== What to do ==
If a line in the data holds the string "JSON", list it.

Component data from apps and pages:
========================

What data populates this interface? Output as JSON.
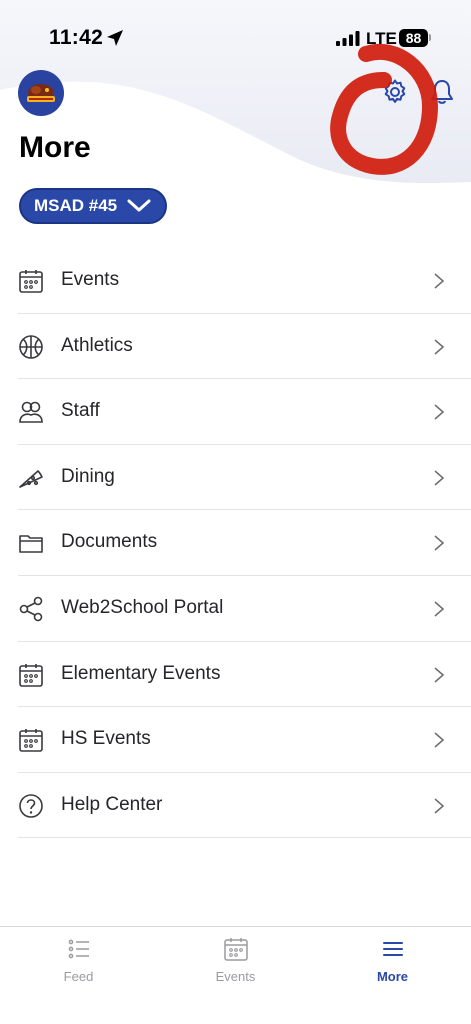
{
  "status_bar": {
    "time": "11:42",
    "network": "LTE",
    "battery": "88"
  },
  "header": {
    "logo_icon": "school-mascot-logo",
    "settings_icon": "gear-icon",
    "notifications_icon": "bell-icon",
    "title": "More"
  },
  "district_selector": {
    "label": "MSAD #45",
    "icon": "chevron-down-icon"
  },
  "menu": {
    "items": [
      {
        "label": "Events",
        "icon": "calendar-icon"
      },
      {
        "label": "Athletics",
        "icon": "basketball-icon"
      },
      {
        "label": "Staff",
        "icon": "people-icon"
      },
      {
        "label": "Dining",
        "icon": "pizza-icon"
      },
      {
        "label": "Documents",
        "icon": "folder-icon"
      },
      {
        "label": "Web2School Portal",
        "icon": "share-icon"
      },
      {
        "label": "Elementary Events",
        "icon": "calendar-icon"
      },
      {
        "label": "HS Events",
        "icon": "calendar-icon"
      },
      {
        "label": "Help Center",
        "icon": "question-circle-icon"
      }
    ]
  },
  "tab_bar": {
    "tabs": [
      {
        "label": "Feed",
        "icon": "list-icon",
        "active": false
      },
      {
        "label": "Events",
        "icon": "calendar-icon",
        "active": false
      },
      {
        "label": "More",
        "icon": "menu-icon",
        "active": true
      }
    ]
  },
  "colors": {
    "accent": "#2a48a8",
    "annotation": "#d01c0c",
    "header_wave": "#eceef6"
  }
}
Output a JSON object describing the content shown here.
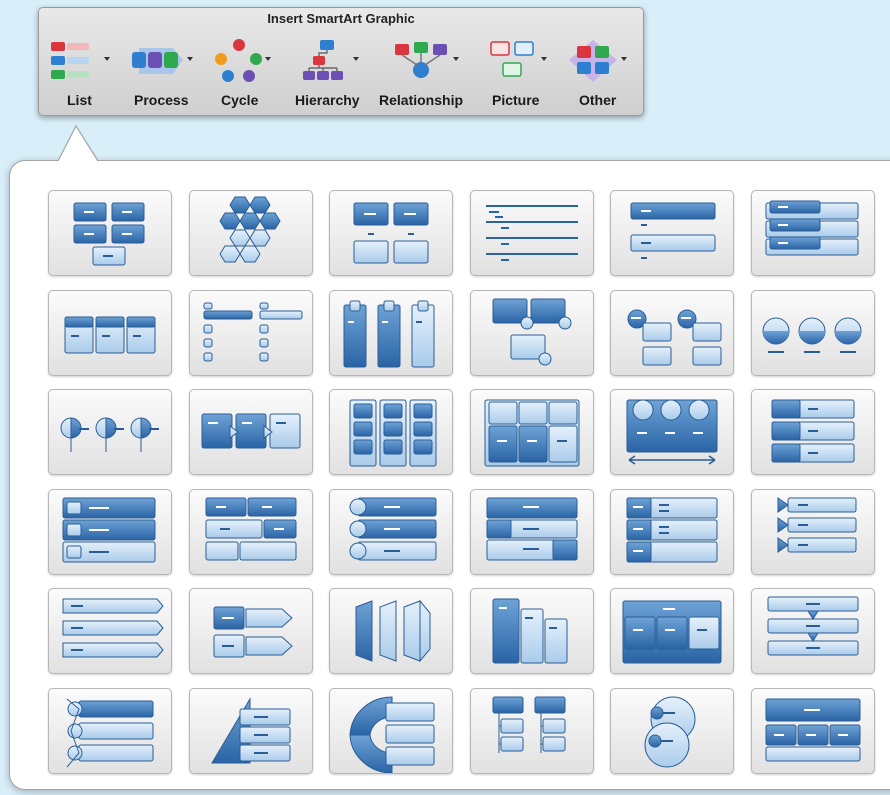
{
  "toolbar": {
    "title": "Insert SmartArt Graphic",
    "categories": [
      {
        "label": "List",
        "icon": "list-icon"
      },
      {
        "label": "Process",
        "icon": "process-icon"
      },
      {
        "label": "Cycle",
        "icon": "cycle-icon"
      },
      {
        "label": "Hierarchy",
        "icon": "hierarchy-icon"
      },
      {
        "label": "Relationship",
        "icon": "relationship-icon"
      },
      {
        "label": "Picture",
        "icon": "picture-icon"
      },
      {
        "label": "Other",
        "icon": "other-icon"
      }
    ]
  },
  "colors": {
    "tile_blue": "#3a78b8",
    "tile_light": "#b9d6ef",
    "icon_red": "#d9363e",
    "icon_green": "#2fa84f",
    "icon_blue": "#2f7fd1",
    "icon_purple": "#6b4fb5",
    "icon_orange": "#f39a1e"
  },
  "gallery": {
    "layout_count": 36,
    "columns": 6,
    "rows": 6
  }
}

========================

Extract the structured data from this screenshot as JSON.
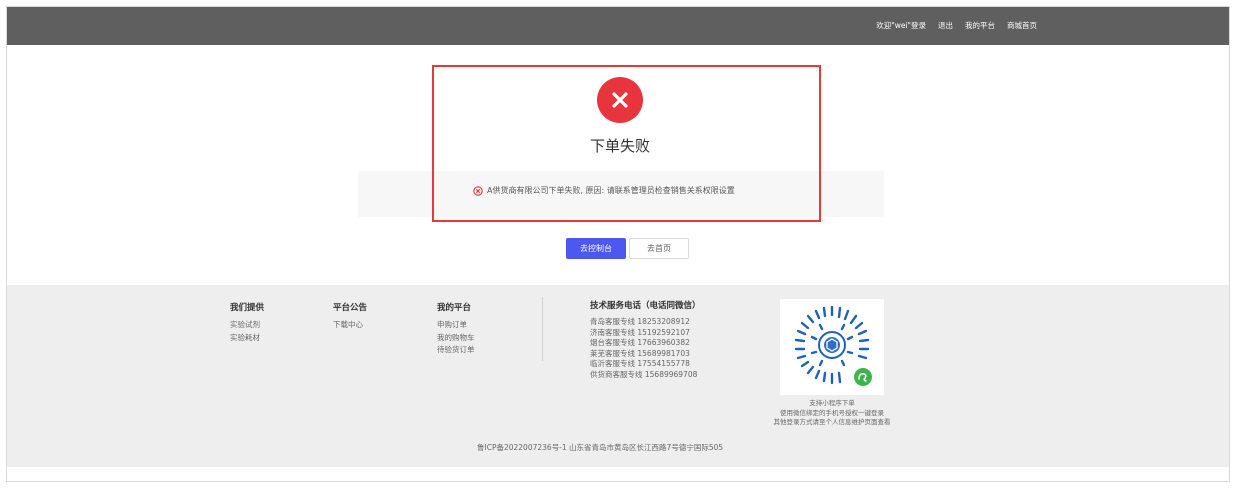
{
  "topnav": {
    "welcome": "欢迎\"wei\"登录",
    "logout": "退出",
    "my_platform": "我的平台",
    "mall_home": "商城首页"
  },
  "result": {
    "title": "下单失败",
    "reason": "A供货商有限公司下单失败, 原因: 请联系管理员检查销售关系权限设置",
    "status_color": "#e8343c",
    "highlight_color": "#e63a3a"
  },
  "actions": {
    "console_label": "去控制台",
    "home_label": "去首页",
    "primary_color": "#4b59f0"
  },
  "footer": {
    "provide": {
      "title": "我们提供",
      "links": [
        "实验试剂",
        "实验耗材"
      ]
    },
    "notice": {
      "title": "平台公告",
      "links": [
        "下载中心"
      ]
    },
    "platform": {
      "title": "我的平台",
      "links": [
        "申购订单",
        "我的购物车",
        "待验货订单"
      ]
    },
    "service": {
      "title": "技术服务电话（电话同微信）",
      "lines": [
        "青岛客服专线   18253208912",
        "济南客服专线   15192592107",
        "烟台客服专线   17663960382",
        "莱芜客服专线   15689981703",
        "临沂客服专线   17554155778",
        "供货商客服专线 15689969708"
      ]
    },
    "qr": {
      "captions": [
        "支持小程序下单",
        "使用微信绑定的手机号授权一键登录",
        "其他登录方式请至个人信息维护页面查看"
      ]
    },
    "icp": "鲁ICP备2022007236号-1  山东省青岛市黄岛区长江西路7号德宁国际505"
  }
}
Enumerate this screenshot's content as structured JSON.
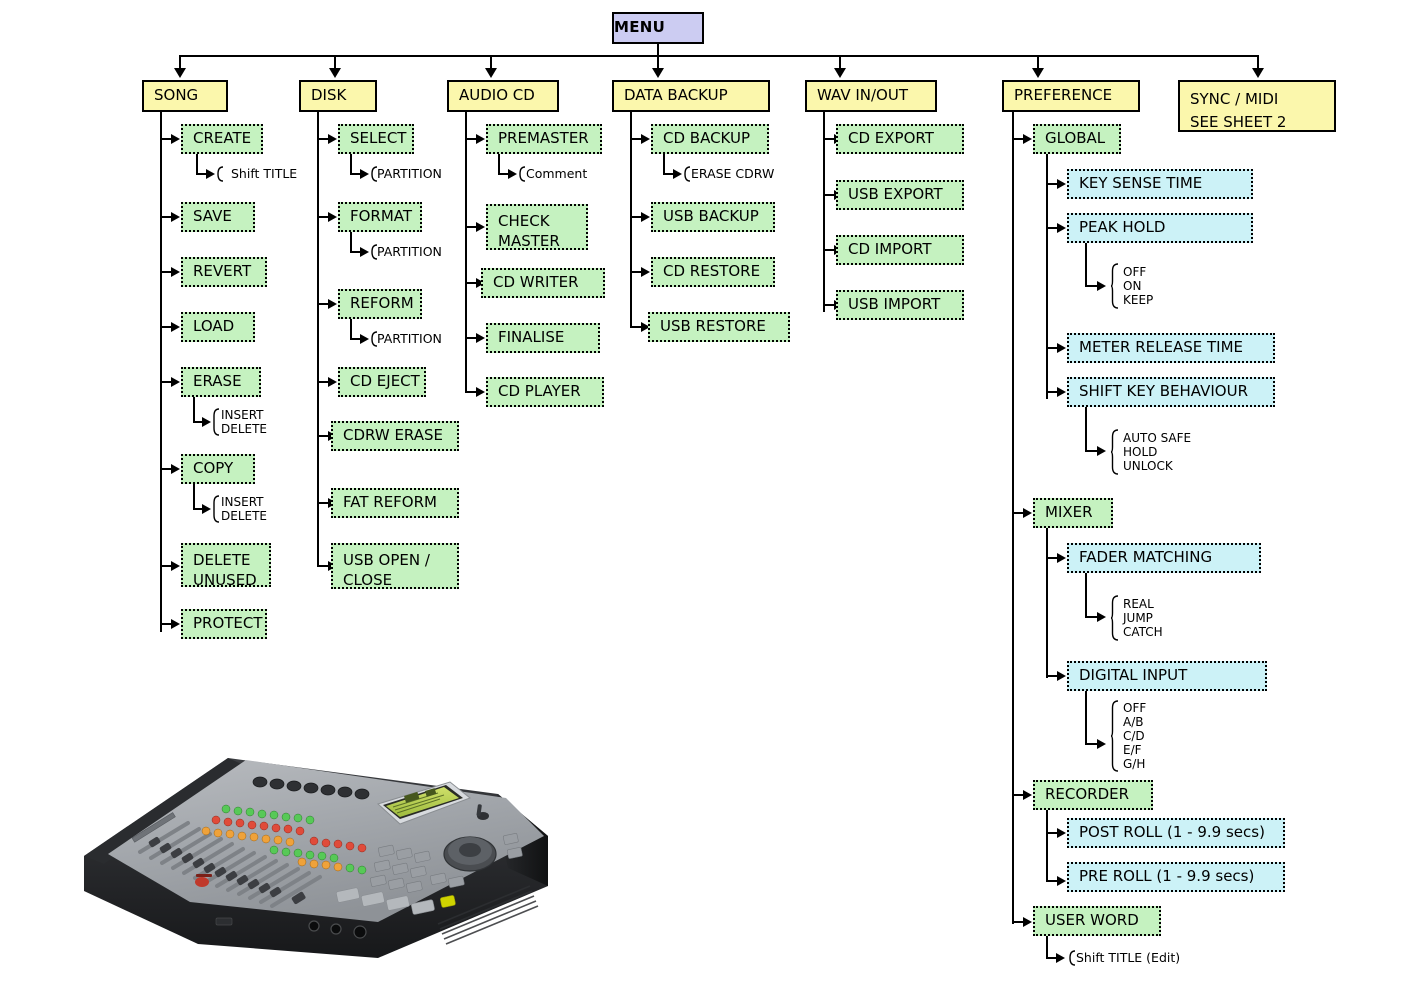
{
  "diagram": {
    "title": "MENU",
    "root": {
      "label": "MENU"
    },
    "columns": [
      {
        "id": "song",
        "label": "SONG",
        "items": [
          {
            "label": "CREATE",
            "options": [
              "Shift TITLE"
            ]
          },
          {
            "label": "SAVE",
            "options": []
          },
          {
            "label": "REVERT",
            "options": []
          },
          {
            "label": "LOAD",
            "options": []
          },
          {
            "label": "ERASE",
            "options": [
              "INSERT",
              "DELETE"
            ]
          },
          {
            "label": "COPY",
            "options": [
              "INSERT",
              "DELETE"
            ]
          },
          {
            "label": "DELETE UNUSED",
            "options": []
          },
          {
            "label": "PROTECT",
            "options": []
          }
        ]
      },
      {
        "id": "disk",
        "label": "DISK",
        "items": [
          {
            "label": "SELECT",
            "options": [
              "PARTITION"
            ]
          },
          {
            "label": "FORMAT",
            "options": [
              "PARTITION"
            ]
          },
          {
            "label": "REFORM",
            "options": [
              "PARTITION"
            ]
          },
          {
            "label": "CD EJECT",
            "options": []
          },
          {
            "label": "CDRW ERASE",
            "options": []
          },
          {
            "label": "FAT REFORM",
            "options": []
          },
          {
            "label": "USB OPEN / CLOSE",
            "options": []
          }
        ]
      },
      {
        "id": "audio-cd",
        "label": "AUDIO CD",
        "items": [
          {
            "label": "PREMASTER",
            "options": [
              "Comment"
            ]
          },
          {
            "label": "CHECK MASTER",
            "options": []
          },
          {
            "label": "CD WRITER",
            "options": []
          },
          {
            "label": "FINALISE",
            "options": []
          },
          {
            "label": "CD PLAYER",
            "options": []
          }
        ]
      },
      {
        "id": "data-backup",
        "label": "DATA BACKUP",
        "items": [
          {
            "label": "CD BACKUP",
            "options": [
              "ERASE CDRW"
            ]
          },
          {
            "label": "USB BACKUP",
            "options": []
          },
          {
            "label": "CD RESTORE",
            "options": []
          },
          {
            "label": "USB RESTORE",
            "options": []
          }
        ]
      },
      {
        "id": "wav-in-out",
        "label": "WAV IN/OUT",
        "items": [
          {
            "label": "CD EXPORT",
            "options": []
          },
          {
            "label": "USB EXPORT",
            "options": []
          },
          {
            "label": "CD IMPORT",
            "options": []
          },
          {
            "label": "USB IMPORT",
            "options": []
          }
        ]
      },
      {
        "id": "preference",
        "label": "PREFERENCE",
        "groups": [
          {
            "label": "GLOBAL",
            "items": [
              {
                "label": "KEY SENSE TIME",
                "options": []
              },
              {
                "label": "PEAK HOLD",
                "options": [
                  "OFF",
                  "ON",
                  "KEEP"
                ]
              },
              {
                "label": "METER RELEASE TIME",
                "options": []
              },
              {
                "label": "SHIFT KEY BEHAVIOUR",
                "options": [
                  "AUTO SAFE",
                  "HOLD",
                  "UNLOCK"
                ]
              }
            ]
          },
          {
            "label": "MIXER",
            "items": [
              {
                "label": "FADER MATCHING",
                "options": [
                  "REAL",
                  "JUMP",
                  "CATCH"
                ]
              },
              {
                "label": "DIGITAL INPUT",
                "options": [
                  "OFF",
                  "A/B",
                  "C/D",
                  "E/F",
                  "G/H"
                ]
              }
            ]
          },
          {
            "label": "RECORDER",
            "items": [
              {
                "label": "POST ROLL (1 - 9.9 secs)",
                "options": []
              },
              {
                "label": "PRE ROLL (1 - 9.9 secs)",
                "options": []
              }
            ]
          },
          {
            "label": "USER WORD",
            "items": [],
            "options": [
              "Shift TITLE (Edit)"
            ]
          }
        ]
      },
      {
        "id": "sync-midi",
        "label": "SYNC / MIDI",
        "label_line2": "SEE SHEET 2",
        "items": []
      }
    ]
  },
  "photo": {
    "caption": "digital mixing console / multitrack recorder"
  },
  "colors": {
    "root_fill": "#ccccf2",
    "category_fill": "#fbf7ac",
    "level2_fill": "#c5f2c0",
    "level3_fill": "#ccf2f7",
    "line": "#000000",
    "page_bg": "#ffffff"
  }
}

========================

== Answer to the exercise ==
What data populates this interface? Output as JSON.
Output a JSON object describing the content shown here.
Extract the structured data from this screenshot as JSON.
Enumerate this screenshot's content as structured JSON.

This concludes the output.